Mohave Electric Cooperative (MEC) prides itself on providing reliable, affordable power to its members. As we approach the summer, MEC is bringing to our members’ attention three “out of our control” factors that have arisen recently and could potentially impact the availability and cost of energy.
Generation & Transmission Power Supply
Arizona Electric Power Cooperative (AEPCO) has been MEC’s trusted generation and transmission power provider for decades. Unfortunately, AEPCO had an unexpected natural gas turbine failure which takes time and money to replace, install, and deploy. This turbine is anticipated to be up and running in June 2022 barring no nationwide transportation or supply chain delays. This unknown has caused MEC to evaluate the open market for additional power.
State of California
Recently, California (CA) energy officials warned of a 1,700-MW power shortfall this summer, and due to inconsistent transmission access policies, CA has been known to “steal” power, even MEC’s already purchased power. If CA’s issues start negatively affecting other states, including Arizona and MEC, this could be a double whammy effect on power availability and costs.

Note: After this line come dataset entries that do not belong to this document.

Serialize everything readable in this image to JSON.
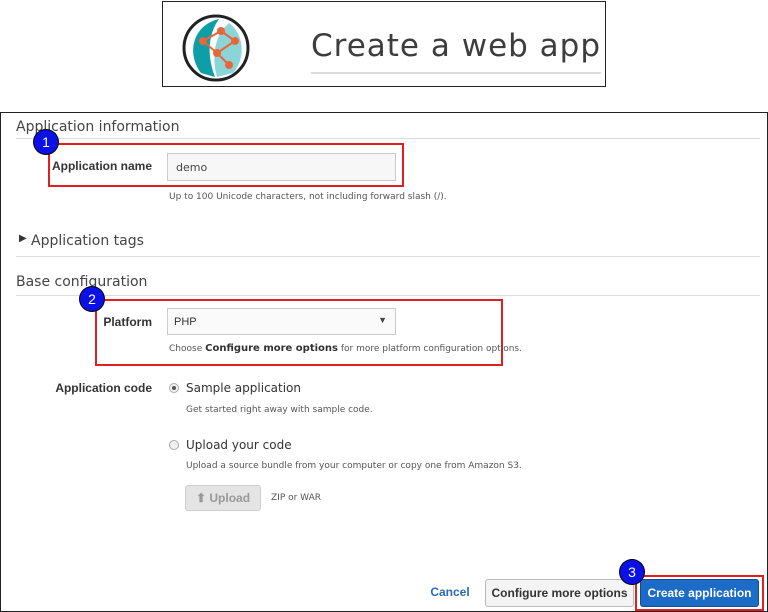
{
  "banner": {
    "title": "Create a web app"
  },
  "sections": {
    "app_info_title": "Application information",
    "tags_title": "Application tags",
    "base_title": "Base configuration"
  },
  "app_name": {
    "label": "Application name",
    "value": "demo",
    "help": "Up to 100 Unicode characters, not including forward slash (/)."
  },
  "platform": {
    "label": "Platform",
    "value": "PHP",
    "help_prefix": "Choose",
    "help_link": "Configure more options",
    "help_suffix": "for more platform configuration options."
  },
  "app_code": {
    "label": "Application code",
    "sample_label": "Sample application",
    "sample_help": "Get started right away with sample code.",
    "upload_label": "Upload your code",
    "upload_help": "Upload a source bundle from your computer or copy one from Amazon S3.",
    "upload_button": "Upload",
    "upload_formats": "ZIP or WAR",
    "selected": "sample"
  },
  "footer": {
    "cancel": "Cancel",
    "configure": "Configure more options",
    "create": "Create application"
  },
  "badges": [
    "1",
    "2",
    "3"
  ],
  "colors": {
    "highlight": "#e02020",
    "badge": "#0a10e6",
    "primary": "#1b6bc7"
  }
}
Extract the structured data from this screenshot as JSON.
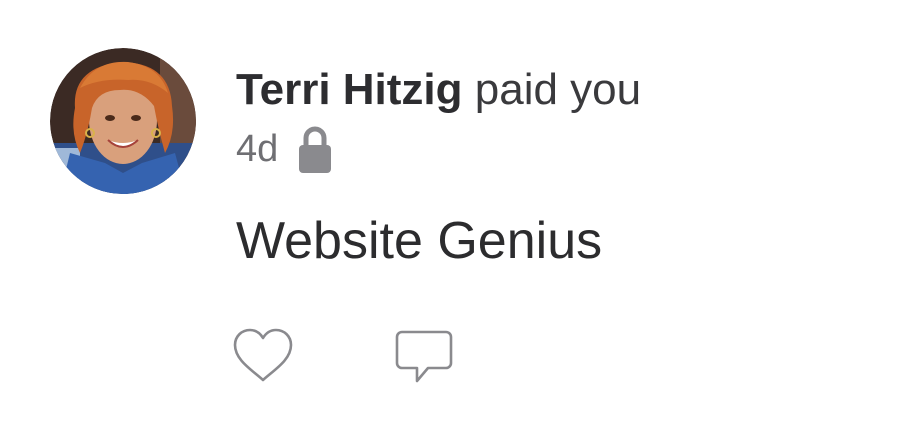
{
  "story": {
    "actor_name": "Terri Hitzig",
    "action_text": "paid you",
    "timestamp": "4d",
    "privacy_icon": "lock-icon",
    "note": "Website Genius"
  },
  "actions": {
    "like_icon": "heart-icon",
    "comment_icon": "speech-bubble-icon"
  },
  "colors": {
    "text_primary": "#2d2d30",
    "text_secondary": "#6f6f73",
    "icon_gray": "#8a8a8e",
    "background": "#ffffff"
  }
}
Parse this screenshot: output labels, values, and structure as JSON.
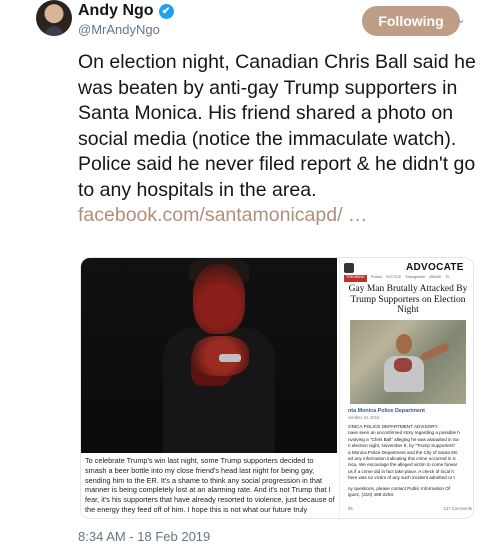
{
  "author": {
    "display_name": "Andy Ngo",
    "handle": "@MrAndyNgo",
    "verified_icon": "✔"
  },
  "follow_button": {
    "label": "Following"
  },
  "more_icon": "⌄",
  "tweet": {
    "text": "On election night, Canadian Chris Ball said he was beaten by anti-gay Trump supporters in Santa Monica. His friend shared a photo on social media (notice the immaculate watch). Police said he never filed report & he didn't go to any hospitals in the area.",
    "link": "facebook.com/santamonicapd/ …"
  },
  "media": {
    "left_caption": "To celebrate Trump's win last night, some Trump supporters decided to smash a beer bottle into my close friend's head last night for being gay, sending him to the ER. It's a shame to think any social progression in that manner is being completely lost at an alarming rate. And it's not Trump that I fear, it's his supporters that have already resorted to violence, just because of the energy they feed off of him. I hope this is not what our future truly",
    "advocate": {
      "logo": "ADVOCATE",
      "nav": [
        "TRENDING",
        "Politics",
        "SCOTUS",
        "Transgender",
        "#50x50",
        "Tri"
      ],
      "headline": "Gay Man Brutally Attacked By Trump Supporters on Election Night",
      "source_title": "nta Monica Police Department",
      "source_date": "vember 10, 2016 ·",
      "body_lines": [
        "ONICA POLICE DEPARTMENT ADVISORY:",
        "nave seen an unconfirmed story regarding a possible h",
        "nvolving a \"Chris Ball\" alleging he was assaulted in Sa",
        "n election night, November 8, by \"Trump Supporters\".",
        "a Monica Police Department and the City of Santa Mo",
        "ed any information indicating this crime occurred in S",
        "nica. We encourage the alleged victim to come forwar",
        "us if a crime did in fact take place. A check of local h",
        "here was no victim of any such incident admitted or t",
        "",
        "ny questions, please contact Public Information Of",
        "iguez, (310) 458-2293."
      ],
      "footer_left": "85",
      "footer_right": "137 Comments"
    }
  },
  "timestamp": "8:34 AM - 18 Feb 2019"
}
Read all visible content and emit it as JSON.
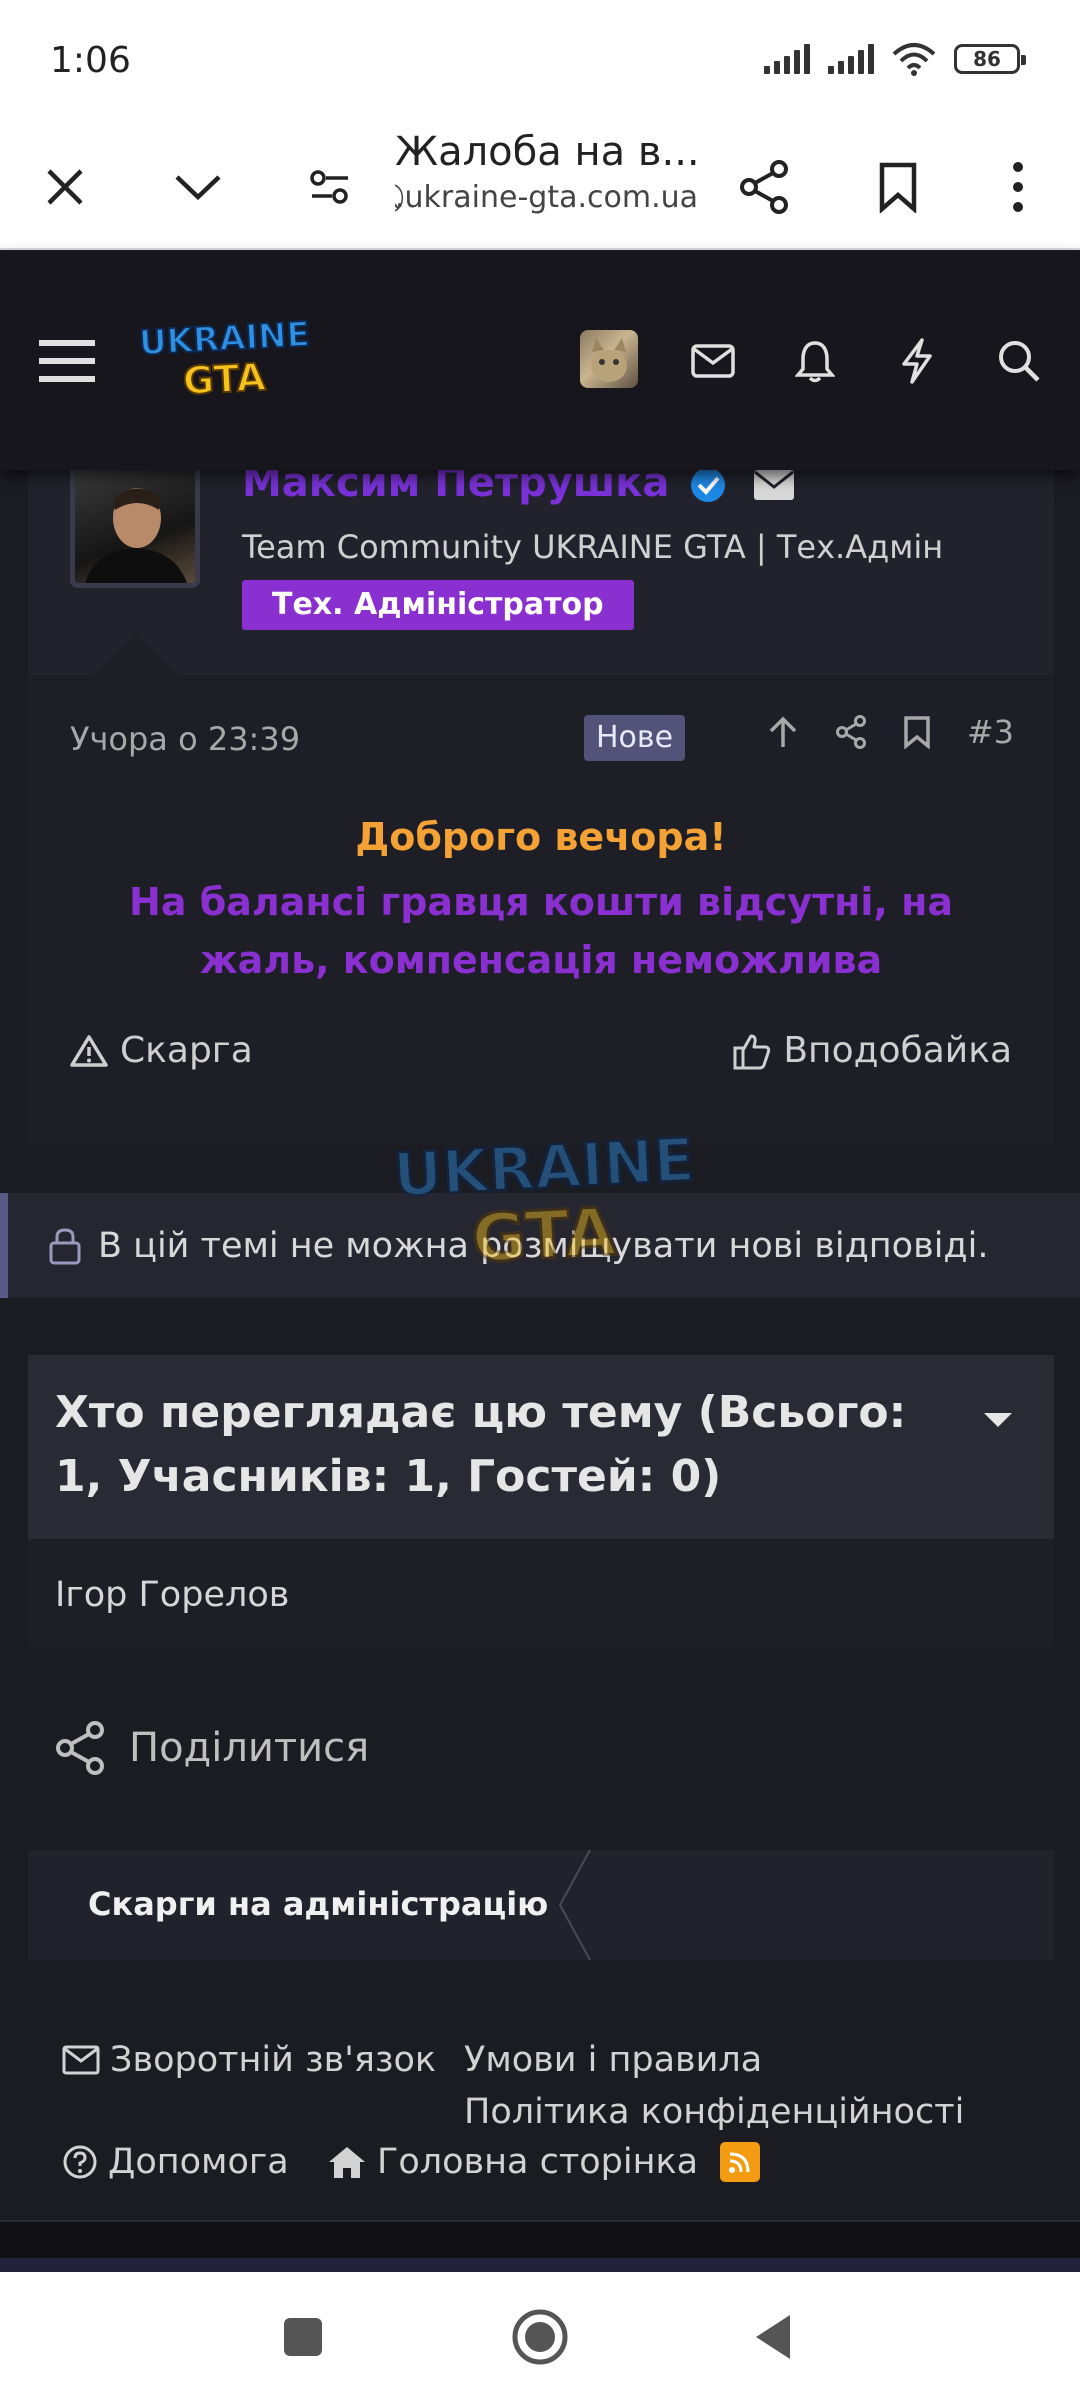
{
  "status_bar": {
    "time": "1:06",
    "battery": "86"
  },
  "browser": {
    "title": "Жалоба на в...",
    "url": "⃠.ukraine-gta.com.ua"
  },
  "site": {
    "logo_text_1": "UKRAINE",
    "logo_text_2": "GTA"
  },
  "post": {
    "user_name": "Максим Петрушка",
    "user_title": "Team Community UKRAINE GTA | Тех.Адмін",
    "user_badge": "Тех. Адміністратор",
    "date": "Учора о 23:39",
    "new_label": "Нове",
    "post_number": "#3",
    "message_line1": "Доброго вечора!",
    "message_line2": "На балансі гравця кошти відсутні, на жаль, компенсація неможлива",
    "report_label": "Скарга",
    "like_label": "Вподобайка"
  },
  "locked_notice": "В цій темі не можна розміщувати нові відповіді.",
  "viewers": {
    "title": "Хто переглядає цю тему (Всього: 1, Учасників: 1, Гостей: 0)",
    "names": [
      "Ігор Горелов"
    ]
  },
  "share_label": "Поділитися",
  "breadcrumb": "Скарги на адміністрацію",
  "footer": {
    "contact": "Зворотній зв'язок",
    "terms": "Умови і правила",
    "privacy": "Політика конфіденційності",
    "help": "Допомога",
    "home": "Головна сторінка"
  },
  "colors": {
    "accent_purple": "#8a2fd0",
    "greeting_orange": "#f4a236",
    "background": "#1b1b22"
  }
}
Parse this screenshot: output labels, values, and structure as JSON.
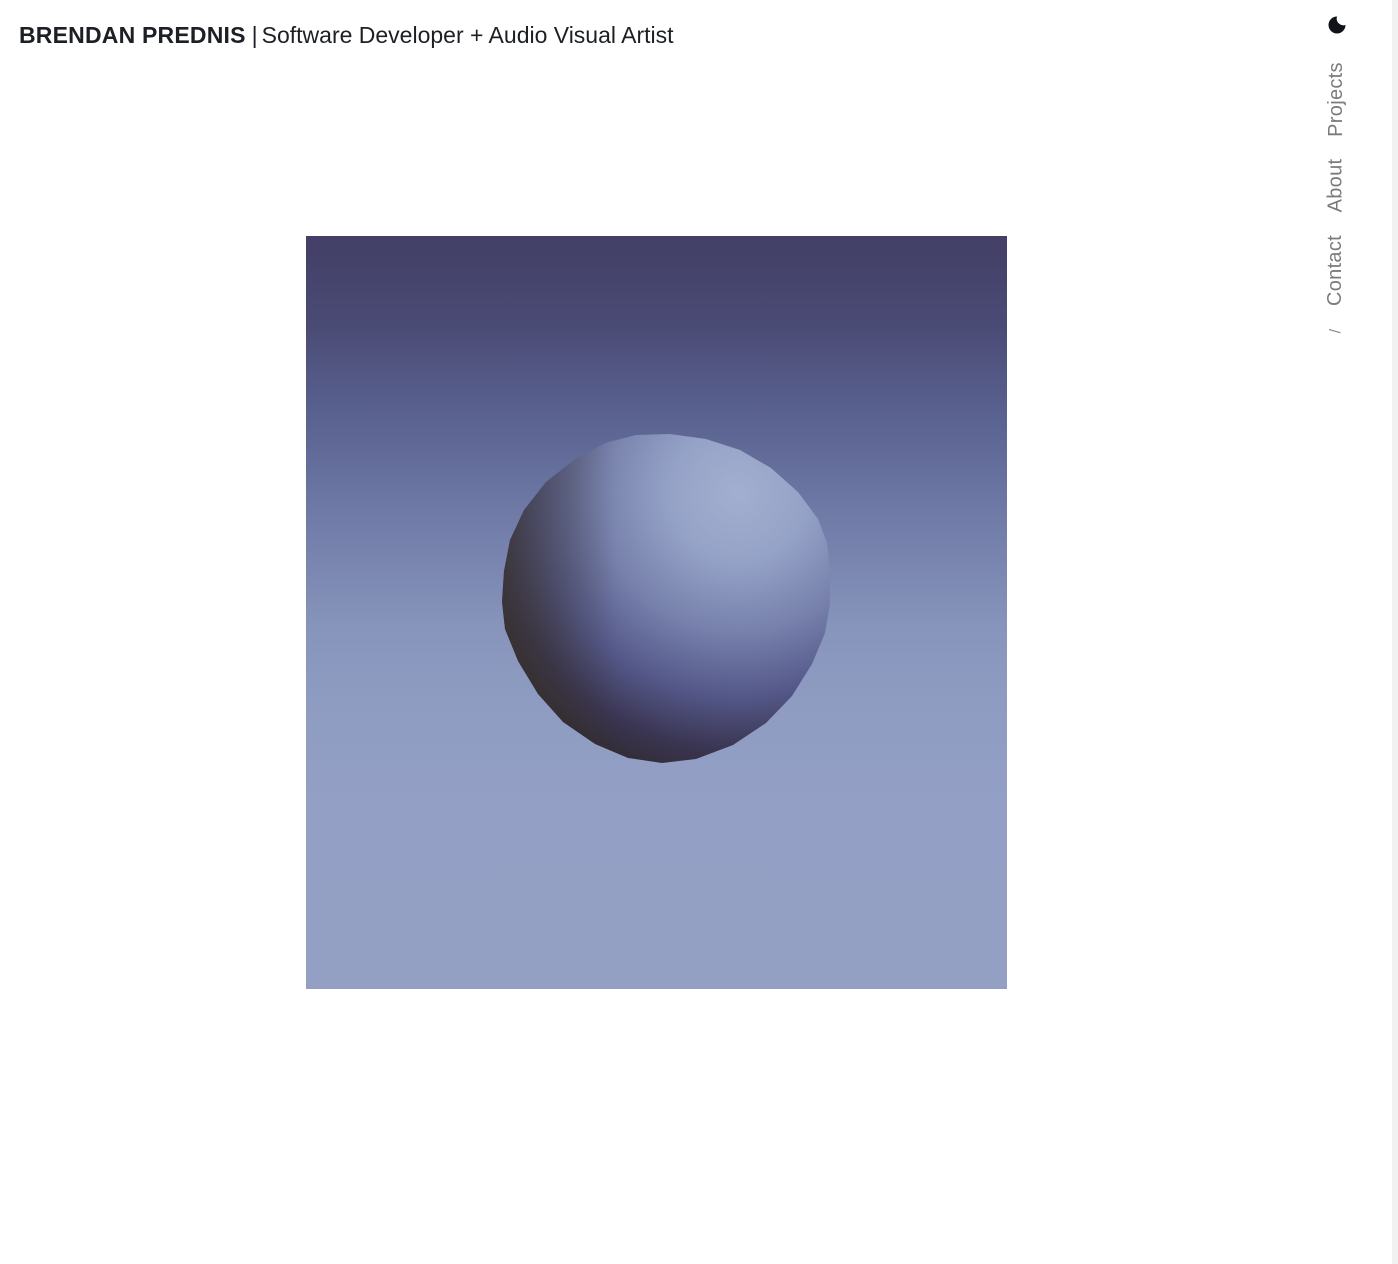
{
  "header": {
    "name": "BRENDAN PREDNIS",
    "separator": "|",
    "tagline": "Software Developer + Audio Visual Artist"
  },
  "nav": {
    "theme_icon": "moon-icon",
    "items": [
      {
        "label": "Projects"
      },
      {
        "label": "About"
      },
      {
        "label": "Contact"
      }
    ],
    "trailing": "/"
  },
  "scene": {
    "background_top": "#433f66",
    "background_bottom": "#949fc4",
    "sphere_highlight": "#a2aecd",
    "sphere_shadow": "#2a2536"
  }
}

Federal Energy Regulatory Commission (FERC)
FERC which regulates all utilities across the country announced that roughly two-thirds of the United States faces heightened risk of power outages this summer due to potential high temperatures and intermittent renewable energy issues. High temps aren’t new to MEC, but these potential widespread energy concerns coupled with those mentioned above could be a trifecta scenario.
Mohave Electric’s Next Steps
MEC is proactively taking action to address the potential energy issues above. Providing power to members is at the forefront of our minds in addition to keeping costs as low as possible for our members.
MEC monitors the open market daily – every hour every day – to secure the most affordable costs of power for our members. MEC is evaluating the daily costs to consider purchasing extra capacity to adjust for any shortfall. In the event, there is no available power regardless of the cost of power, this could lead to “rolling brown outs” as seen in CA.
Alternatively, purchasing extra capacity could be pricey, but the Arizona Corporation Commission (ACC) allows for a Purchased Power Adjustor to accommodate fluctuations in cost, which is noted on every member’s bill, currently in the form of a credit.
MEC is also encouraging its members to conserve energy where and when they are able to avoid curtailment or outages. There are some simple things members can do to conserve, such as grilling outside instead of using the stove and oven. Need to do laundry? Consider drying the clothes outside instead of the dryer. Turn lights and fans off and turn the air conditioner up a few extra degrees. For questions, please call public affairs at (928) 763-4115.